* **Work to complete**
A complete, exact copy of the data is the required answer.

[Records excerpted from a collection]

....................

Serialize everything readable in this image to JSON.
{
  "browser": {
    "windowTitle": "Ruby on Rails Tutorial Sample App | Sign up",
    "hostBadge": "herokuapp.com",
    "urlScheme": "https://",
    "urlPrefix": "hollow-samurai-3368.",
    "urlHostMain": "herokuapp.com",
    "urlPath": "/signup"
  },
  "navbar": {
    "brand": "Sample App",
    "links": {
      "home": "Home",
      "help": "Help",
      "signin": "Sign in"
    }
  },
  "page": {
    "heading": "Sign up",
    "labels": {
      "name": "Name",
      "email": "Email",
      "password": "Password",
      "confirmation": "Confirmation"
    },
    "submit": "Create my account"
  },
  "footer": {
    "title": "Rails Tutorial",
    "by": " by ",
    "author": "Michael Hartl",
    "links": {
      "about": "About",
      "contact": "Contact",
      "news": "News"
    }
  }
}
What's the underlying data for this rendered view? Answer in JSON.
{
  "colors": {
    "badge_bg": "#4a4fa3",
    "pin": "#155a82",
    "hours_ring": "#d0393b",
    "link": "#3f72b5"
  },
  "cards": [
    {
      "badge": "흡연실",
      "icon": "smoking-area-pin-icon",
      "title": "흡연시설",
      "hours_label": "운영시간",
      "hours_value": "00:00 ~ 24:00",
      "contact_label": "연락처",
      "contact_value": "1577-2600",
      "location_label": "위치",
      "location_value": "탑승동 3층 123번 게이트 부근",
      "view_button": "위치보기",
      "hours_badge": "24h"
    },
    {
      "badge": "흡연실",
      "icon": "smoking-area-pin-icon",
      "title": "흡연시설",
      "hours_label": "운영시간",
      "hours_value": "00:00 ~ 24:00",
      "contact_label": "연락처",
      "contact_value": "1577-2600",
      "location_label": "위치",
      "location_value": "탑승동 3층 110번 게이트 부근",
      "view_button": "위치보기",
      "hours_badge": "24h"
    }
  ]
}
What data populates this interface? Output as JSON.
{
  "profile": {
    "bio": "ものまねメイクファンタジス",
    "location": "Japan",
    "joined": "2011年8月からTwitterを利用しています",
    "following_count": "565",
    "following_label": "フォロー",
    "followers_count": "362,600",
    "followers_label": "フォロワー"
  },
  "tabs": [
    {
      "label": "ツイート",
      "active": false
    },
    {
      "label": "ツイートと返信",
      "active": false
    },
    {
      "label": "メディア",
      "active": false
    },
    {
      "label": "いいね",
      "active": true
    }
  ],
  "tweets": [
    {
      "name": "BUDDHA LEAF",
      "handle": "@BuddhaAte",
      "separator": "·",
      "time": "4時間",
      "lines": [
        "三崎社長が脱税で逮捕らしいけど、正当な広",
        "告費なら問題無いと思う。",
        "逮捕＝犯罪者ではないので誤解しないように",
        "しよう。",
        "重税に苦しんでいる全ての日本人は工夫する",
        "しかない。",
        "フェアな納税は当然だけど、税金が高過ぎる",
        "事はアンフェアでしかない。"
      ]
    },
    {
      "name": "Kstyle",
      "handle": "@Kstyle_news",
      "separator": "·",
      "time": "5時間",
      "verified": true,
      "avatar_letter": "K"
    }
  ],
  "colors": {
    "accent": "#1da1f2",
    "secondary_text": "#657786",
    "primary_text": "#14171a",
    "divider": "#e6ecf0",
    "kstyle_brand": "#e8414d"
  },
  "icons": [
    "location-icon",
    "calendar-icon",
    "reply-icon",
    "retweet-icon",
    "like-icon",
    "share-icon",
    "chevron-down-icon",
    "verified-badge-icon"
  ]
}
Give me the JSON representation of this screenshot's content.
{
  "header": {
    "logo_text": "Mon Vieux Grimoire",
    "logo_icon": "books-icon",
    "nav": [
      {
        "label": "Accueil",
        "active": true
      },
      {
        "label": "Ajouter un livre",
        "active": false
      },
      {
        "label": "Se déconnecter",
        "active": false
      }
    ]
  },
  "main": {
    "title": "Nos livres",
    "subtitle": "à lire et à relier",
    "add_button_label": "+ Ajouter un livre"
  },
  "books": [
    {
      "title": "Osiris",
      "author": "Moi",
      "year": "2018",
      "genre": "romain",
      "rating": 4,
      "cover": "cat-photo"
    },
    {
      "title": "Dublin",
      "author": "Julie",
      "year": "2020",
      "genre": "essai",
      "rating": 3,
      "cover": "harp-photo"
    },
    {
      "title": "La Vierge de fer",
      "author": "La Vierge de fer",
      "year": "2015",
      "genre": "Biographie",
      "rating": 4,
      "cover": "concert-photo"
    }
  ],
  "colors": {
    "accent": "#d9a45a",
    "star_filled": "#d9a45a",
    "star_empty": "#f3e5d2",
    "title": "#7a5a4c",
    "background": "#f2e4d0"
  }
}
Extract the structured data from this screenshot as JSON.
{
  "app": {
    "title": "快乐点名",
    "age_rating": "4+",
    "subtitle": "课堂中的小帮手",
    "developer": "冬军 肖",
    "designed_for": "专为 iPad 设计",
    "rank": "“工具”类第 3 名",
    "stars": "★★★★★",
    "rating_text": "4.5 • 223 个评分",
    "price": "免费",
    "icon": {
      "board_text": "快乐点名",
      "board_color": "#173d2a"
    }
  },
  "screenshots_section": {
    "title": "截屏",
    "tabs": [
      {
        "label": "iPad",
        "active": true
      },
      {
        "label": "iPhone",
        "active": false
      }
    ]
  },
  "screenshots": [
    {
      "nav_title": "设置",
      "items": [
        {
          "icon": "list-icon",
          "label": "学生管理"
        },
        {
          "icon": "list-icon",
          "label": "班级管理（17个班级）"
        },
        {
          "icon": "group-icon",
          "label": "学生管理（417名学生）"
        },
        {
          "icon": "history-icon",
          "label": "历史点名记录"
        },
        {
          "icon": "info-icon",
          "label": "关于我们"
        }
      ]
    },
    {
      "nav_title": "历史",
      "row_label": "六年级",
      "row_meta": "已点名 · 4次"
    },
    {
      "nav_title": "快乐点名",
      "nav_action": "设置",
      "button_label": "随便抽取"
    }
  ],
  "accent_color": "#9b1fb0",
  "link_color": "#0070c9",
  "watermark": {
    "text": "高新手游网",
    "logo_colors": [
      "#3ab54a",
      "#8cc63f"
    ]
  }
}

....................

* **Response area**
Serialize everything readable in this image to JSON.
{
  "browser": {
    "windowTitle": "Ruby on Rails Tutorial Sample App | Sign up",
    "hostBadge": "herokuapp.com",
    "urlScheme": "https://",
    "urlPrefix": "hollow-samurai-3368.",
    "urlHostMain": "herokuapp.com",
    "urlPath": "/signup"
  },
  "navbar": {
    "brand": "Sample App",
    "links": {
      "home": "Home",
      "help": "Help",
      "signin": "Sign in"
    }
  },
  "page": {
    "heading": "Sign up",
    "labels": {
      "name": "Name",
      "email": "Email",
      "password": "Password",
      "confirmation": "Confirmation"
    },
    "submit": "Create my account"
  },
  "footer": {
    "title": "Rails Tutorial",
    "by": " by ",
    "author": "Michael Hartl",
    "links": {
      "about": "About",
      "contact": "Contact",
      "news": "News"
    }
  }
}
What's the underlying data for this rendered view? Answer in JSON.
{
  "colors": {
    "badge_bg": "#4a4fa3",
    "pin": "#155a82",
    "hours_ring": "#d0393b",
    "link": "#3f72b5"
  },
  "cards": [
    {
      "badge": "흡연실",
      "icon": "smoking-area-pin-icon",
      "title": "흡연시설",
      "hours_label": "운영시간",
      "hours_value": "00:00 ~ 24:00",
      "contact_label": "연락처",
      "contact_value": "1577-2600",
      "location_label": "위치",
      "location_value": "탑승동 3층 123번 게이트 부근",
      "view_button": "위치보기",
      "hours_badge": "24h"
    },
    {
      "badge": "흡연실",
      "icon": "smoking-area-pin-icon",
      "title": "흡연시설",
      "hours_label": "운영시간",
      "hours_value": "00:00 ~ 24:00",
      "contact_label": "연락처",
      "contact_value": "1577-2600",
      "location_label": "위치",
      "location_value": "탑승동 3층 110번 게이트 부근",
      "view_button": "위치보기",
      "hours_badge": "24h"
    }
  ]
}
What data populates this interface? Output as JSON.
{
  "profile": {
    "bio": "ものまねメイクファンタジス",
    "location": "Japan",
    "joined": "2011年8月からTwitterを利用しています",
    "following_count": "565",
    "following_label": "フォロー",
    "followers_count": "362,600",
    "followers_label": "フォロワー"
  },
  "tabs": [
    {
      "label": "ツイート",
      "active": false
    },
    {
      "label": "ツイートと返信",
      "active": false
    },
    {
      "label": "メディア",
      "active": false
    },
    {
      "label": "いいね",
      "active": true
    }
  ],
  "tweets": [
    {
      "name": "BUDDHA LEAF",
      "handle": "@BuddhaAte",
      "separator": "·",
      "time": "4時間",
      "lines": [
        "三崎社長が脱税で逮捕らしいけど、正当な広",
        "告費なら問題無いと思う。",
        "逮捕＝犯罪者ではないので誤解しないように",
        "しよう。",
        "重税に苦しんでいる全ての日本人は工夫する",
        "しかない。",
        "フェアな納税は当然だけど、税金が高過ぎる",
        "事はアンフェアでしかない。"
      ]
    },
    {
      "name": "Kstyle",
      "handle": "@Kstyle_news",
      "separator": "·",
      "time": "5時間",
      "verified": true,
      "avatar_letter": "K"
    }
  ],
  "colors": {
    "accent": "#1da1f2",
    "secondary_text": "#657786",
    "primary_text": "#14171a",
    "divider": "#e6ecf0",
    "kstyle_brand": "#e8414d"
  },
  "icons": [
    "location-icon",
    "calendar-icon",
    "reply-icon",
    "retweet-icon",
    "like-icon",
    "share-icon",
    "chevron-down-icon",
    "verified-badge-icon"
  ]
}
Give me the JSON representation of this screenshot's content.
{
  "header": {
    "logo_text": "Mon Vieux Grimoire",
    "logo_icon": "books-icon",
    "nav": [
      {
        "label": "Accueil",
        "active": true
      },
      {
        "label": "Ajouter un livre",
        "active": false
      },
      {
        "label": "Se déconnecter",
        "active": false
      }
    ]
  },
  "main": {
    "title": "Nos livres",
    "subtitle": "à lire et à relier",
    "add_button_label": "+ Ajouter un livre"
  },
  "books": [
    {
      "title": "Osiris",
      "author": "Moi",
      "year": "2018",
      "genre": "romain",
      "rating": 4,
      "cover": "cat-photo"
    },
    {
      "title": "Dublin",
      "author": "Julie",
      "year": "2020",
      "genre": "essai",
      "rating": 3,
      "cover": "harp-photo"
    },
    {
      "title": "La Vierge de fer",
      "author": "La Vierge de fer",
      "year": "2015",
      "genre": "Biographie",
      "rating": 4,
      "cover": "concert-photo"
    }
  ],
  "colors": {
    "accent": "#d9a45a",
    "star_filled": "#d9a45a",
    "star_empty": "#f3e5d2",
    "title": "#7a5a4c",
    "background": "#f2e4d0"
  }
}
Extract the structured data from this screenshot as JSON.
{
  "app": {
    "title": "快乐点名",
    "age_rating": "4+",
    "subtitle": "课堂中的小帮手",
    "developer": "冬军 肖",
    "designed_for": "专为 iPad 设计",
    "rank": "“工具”类第 3 名",
    "stars": "★★★★★",
    "rating_text": "4.5 • 223 个评分",
    "price": "免费",
    "icon": {
      "board_text": "快乐点名",
      "board_color": "#173d2a"
    }
  },
  "screenshots_section": {
    "title": "截屏",
    "tabs": [
      {
        "label": "iPad",
        "active": true
      },
      {
        "label": "iPhone",
        "active": false
      }
    ]
  },
  "screenshots": [
    {
      "nav_title": "设置",
      "items": [
        {
          "icon": "list-icon",
          "label": "学生管理"
        },
        {
          "icon": "list-icon",
          "label": "班级管理（17个班级）"
        },
        {
          "icon": "group-icon",
          "label": "学生管理（417名学生）"
        },
        {
          "icon": "history-icon",
          "label": "历史点名记录"
        },
        {
          "icon": "info-icon",
          "label": "关于我们"
        }
      ]
    },
    {
      "nav_title": "历史",
      "row_label": "六年级",
      "row_meta": "已点名 · 4次"
    },
    {
      "nav_title": "快乐点名",
      "nav_action": "设置",
      "button_label": "随便抽取"
    }
  ],
  "accent_color": "#9b1fb0",
  "link_color": "#0070c9",
  "watermark": {
    "text": "高新手游网",
    "logo_colors": [
      "#3ab54a",
      "#8cc63f"
    ]
  }
}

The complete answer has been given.